However, Rome’s regeneration policy was highly selective. The Greek city of Selinunte was never revived and nor was Drepanon. Segesta and Erice fared well due to their alleged foundation by refugees from the Trojan War. Both Selinunte and Drepanon had been cities allied to Carthage, although neither had a choice. However, Segesta’s alliance with Carthage that had resulted in the Greek city falling under Carthaginian control was forgiven and forgotten.
Siracusa too did not benefit as nearby Catina did. And in 202 BC the Second Punic War came to an end with Hannibal’s defeat at the Battle of Zama. Scipio had successfully used Hannibal’s own tactics against him. His grandson would lead Roman forces to victory in the Third Punic War. Carthage would be razed to the ground in 146 BC. Meanwhile, the city-state rivalries continued with new overlords, but rivalries simmered beneath the surface.

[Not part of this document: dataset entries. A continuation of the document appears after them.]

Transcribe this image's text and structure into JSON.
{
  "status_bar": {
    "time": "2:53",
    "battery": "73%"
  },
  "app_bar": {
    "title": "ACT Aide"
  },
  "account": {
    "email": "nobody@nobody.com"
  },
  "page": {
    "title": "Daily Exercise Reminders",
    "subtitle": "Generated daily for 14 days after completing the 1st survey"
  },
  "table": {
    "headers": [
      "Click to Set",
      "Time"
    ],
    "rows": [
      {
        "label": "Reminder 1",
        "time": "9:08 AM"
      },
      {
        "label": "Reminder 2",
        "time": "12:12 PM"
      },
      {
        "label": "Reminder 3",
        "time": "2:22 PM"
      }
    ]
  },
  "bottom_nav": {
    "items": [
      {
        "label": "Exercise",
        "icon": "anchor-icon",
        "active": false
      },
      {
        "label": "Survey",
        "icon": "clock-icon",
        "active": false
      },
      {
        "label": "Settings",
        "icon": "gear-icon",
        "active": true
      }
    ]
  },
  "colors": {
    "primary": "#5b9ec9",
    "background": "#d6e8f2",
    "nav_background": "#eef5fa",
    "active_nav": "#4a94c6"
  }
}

Sooner or later they would erupt again.
So what has all this history got to do with football? In ancient times disputes or even rivalries between the city-states were settled on the battlefield. Now such rivalries between cities tend not to be resolved by resorting to war, however tempting that might be, but inter-city rivalries and even regional ones persist. They find an outlet in sport – especially the most popular sport in the world.
The tribal nature of sport allows geographic rivalries to thrive. The violence and jingoism of the city-states of the past is expressed in the sometimes violent loyalty to local teams today. And this trend can be seen on a regional basis as well. Marc Zoro says that he gets it everywhere he plays, especially in the north and centre of Italy. This suggests that regionalism plays a part in the abuse that Zoro has had to endure for three years. Zoro, after all plays for a Sicilian team.
1 Rome would not face such peril again until Arminius (Hermann) inflicted a disastrous defeat on Quintilius Varus at Kalkriese in 9 AD in Germany. That defeat cost the Emperor Augustus three legions and led to fears that Arminius would march on Rome itself – a threat that did not materialise as Arminius’ aim was to unite German tribes under his leadership rather than conquer Rome. In 21 AD Arminius was murdered by his own relatives after waging a successful guerrilla war for twelve years.